(Data items)
● ● ● ● ●

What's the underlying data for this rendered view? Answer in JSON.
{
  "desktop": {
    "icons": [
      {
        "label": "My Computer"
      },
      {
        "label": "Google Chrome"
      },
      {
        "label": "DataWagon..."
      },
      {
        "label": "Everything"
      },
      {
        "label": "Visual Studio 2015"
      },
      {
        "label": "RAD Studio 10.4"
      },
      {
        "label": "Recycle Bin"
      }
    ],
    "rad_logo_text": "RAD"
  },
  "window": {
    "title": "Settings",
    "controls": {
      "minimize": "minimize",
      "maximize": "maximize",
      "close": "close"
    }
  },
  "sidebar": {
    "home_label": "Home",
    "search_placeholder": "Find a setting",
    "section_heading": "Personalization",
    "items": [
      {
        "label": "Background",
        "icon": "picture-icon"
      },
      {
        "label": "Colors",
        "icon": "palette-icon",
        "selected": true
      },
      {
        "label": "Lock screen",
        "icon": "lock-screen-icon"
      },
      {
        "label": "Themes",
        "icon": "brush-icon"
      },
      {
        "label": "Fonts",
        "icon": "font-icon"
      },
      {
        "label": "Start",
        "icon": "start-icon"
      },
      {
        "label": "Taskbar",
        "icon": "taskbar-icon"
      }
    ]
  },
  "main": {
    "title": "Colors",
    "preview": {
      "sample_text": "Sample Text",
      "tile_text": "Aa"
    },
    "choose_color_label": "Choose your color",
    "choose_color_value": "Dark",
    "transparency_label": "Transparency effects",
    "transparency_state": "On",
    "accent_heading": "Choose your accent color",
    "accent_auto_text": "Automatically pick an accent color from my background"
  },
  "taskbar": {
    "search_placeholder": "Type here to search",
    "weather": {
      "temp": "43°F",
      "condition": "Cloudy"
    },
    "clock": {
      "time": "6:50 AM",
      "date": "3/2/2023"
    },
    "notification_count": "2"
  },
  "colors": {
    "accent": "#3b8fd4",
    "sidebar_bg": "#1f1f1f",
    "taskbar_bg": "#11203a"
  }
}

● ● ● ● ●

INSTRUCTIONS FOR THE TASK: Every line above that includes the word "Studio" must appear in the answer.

RESULT OF THIS EXERCISE:
        "label": "Visual Studio 2015"
        "label": "RAD Studio 10.4"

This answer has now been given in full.